In the entries below, count the lines holding "Private". Reply with the number only.
______
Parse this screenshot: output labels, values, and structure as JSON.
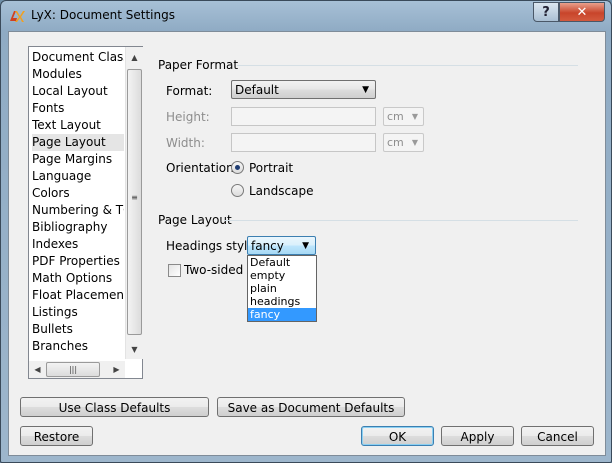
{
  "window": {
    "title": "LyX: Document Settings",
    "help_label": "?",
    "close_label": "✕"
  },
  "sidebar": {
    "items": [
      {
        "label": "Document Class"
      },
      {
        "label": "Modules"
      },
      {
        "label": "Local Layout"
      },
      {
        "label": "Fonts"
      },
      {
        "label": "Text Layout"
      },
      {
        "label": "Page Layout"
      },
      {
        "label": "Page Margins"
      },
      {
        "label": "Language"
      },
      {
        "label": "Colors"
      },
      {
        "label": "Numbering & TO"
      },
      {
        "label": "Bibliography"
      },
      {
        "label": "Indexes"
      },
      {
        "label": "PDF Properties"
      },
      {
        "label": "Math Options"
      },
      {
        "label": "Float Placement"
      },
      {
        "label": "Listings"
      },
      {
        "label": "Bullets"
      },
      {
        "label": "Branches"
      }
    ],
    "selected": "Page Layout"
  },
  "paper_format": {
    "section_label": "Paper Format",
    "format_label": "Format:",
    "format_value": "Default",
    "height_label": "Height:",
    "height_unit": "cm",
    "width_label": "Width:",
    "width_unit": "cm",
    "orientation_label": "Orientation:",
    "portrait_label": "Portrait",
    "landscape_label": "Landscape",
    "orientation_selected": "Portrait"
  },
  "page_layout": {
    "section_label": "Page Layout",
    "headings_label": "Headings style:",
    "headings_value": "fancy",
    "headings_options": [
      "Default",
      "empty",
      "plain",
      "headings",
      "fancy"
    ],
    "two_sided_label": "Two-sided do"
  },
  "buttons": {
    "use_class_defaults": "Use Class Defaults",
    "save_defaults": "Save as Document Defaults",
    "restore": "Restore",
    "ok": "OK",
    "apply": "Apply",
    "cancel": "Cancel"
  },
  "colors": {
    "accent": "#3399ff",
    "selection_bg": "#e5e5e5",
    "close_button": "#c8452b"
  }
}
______
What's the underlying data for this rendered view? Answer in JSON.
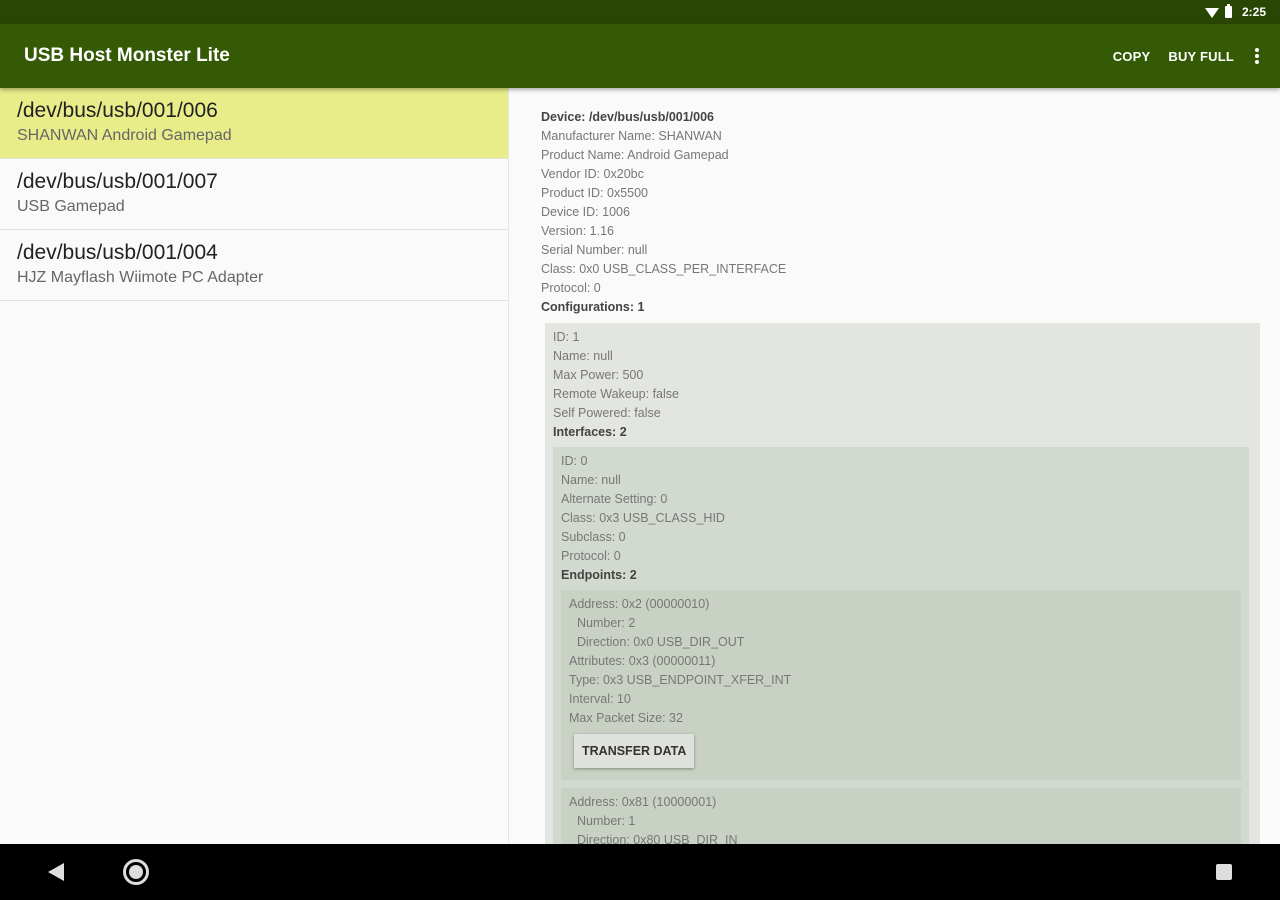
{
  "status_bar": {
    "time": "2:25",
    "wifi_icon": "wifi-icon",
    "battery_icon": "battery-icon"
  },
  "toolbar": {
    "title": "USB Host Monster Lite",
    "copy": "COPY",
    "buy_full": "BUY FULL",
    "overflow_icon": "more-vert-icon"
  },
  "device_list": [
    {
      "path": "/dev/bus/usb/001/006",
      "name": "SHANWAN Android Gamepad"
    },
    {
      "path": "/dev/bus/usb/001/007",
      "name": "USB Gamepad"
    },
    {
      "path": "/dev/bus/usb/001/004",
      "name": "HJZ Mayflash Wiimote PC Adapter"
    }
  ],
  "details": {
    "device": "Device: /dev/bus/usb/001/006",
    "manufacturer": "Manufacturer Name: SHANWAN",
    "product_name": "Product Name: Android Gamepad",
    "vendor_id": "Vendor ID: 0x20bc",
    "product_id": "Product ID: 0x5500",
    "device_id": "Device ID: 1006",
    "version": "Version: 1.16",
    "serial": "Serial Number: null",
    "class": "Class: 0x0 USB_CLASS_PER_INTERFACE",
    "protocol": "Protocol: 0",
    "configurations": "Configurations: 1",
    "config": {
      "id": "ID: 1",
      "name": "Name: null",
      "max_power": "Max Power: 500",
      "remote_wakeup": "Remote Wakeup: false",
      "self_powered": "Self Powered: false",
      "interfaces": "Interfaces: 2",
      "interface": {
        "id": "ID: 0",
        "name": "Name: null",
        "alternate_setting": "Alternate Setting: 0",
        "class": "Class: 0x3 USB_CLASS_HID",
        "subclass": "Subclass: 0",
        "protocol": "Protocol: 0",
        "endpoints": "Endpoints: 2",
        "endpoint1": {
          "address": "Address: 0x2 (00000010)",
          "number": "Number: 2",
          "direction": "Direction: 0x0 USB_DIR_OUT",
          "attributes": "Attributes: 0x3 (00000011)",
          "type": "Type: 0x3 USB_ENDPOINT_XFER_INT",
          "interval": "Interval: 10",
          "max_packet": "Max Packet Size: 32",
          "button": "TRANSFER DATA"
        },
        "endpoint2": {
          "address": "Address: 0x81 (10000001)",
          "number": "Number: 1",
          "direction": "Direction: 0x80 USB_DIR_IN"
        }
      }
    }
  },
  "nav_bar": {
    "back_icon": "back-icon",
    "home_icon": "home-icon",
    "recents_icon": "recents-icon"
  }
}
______
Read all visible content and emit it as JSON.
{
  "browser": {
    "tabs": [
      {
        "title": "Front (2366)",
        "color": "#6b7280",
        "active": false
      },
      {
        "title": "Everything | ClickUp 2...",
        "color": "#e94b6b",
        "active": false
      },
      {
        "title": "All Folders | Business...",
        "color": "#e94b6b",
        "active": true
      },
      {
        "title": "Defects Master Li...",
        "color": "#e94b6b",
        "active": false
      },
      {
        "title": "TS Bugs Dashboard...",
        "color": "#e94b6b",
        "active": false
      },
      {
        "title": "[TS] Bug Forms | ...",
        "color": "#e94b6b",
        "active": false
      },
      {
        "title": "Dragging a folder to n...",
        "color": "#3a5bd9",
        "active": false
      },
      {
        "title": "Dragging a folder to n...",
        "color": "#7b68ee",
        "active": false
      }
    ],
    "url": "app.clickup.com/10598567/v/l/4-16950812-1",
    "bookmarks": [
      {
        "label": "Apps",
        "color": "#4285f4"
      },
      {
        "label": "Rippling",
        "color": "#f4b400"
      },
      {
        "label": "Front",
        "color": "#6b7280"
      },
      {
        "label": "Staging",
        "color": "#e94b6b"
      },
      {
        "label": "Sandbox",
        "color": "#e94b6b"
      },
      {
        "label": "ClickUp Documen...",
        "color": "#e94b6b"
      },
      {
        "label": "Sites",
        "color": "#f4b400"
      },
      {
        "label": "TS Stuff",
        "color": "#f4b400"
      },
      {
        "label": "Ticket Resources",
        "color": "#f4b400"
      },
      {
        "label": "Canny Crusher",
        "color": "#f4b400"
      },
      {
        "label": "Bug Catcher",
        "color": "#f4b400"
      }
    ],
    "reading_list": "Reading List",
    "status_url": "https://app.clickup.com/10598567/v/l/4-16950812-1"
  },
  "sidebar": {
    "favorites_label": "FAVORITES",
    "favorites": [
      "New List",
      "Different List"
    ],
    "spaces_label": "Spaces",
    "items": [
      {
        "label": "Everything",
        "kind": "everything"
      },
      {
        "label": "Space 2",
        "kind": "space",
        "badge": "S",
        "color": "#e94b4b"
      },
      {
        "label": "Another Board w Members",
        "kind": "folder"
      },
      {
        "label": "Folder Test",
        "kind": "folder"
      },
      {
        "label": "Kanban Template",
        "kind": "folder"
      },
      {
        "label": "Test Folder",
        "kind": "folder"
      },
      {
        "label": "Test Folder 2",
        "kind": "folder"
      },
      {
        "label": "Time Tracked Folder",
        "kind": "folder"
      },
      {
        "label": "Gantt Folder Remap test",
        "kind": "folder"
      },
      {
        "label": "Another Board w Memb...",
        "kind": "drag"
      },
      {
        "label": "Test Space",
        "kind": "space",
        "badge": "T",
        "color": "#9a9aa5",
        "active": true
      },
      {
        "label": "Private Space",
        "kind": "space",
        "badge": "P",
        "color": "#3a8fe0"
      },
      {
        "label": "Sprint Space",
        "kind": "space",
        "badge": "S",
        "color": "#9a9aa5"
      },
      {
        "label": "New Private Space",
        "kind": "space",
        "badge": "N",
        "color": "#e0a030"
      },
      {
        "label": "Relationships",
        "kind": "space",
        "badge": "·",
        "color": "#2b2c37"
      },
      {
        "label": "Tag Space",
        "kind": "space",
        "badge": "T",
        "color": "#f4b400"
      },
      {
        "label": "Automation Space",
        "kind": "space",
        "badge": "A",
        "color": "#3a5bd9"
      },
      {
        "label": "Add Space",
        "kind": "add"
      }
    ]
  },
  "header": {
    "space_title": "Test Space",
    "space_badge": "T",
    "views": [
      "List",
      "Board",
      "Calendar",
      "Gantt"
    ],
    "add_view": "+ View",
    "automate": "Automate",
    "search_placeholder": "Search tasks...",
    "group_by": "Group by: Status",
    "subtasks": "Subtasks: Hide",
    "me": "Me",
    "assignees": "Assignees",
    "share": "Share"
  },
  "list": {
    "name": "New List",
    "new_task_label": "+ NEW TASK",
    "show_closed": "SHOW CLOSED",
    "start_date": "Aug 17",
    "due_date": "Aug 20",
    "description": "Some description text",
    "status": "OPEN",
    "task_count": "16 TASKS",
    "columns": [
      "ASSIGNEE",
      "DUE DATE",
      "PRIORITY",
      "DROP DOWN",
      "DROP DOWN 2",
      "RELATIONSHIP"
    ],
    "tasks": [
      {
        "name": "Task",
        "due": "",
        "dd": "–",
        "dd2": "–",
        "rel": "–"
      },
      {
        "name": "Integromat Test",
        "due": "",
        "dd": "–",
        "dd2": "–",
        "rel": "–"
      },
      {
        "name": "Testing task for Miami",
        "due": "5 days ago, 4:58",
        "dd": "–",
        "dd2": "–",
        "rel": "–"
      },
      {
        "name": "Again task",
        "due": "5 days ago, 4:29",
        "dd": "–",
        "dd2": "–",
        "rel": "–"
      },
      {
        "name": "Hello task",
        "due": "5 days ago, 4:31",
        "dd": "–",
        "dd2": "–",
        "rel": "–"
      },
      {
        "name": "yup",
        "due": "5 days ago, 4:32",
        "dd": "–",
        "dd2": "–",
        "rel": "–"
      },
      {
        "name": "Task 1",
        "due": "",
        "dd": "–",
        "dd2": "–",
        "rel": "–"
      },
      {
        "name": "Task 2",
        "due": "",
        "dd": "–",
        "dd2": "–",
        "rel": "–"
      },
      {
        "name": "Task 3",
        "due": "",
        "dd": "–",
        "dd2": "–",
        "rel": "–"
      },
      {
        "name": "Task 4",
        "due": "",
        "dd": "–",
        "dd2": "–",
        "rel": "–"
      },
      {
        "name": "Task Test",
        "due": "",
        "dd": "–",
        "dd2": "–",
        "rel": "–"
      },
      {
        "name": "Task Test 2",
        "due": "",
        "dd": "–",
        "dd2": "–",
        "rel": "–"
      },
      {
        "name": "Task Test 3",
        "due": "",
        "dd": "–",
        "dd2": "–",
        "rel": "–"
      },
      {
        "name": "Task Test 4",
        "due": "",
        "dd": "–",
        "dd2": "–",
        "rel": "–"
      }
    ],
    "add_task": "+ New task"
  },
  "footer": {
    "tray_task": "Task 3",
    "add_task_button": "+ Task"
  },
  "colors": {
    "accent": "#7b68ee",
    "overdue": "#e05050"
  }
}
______
Output of the task: 2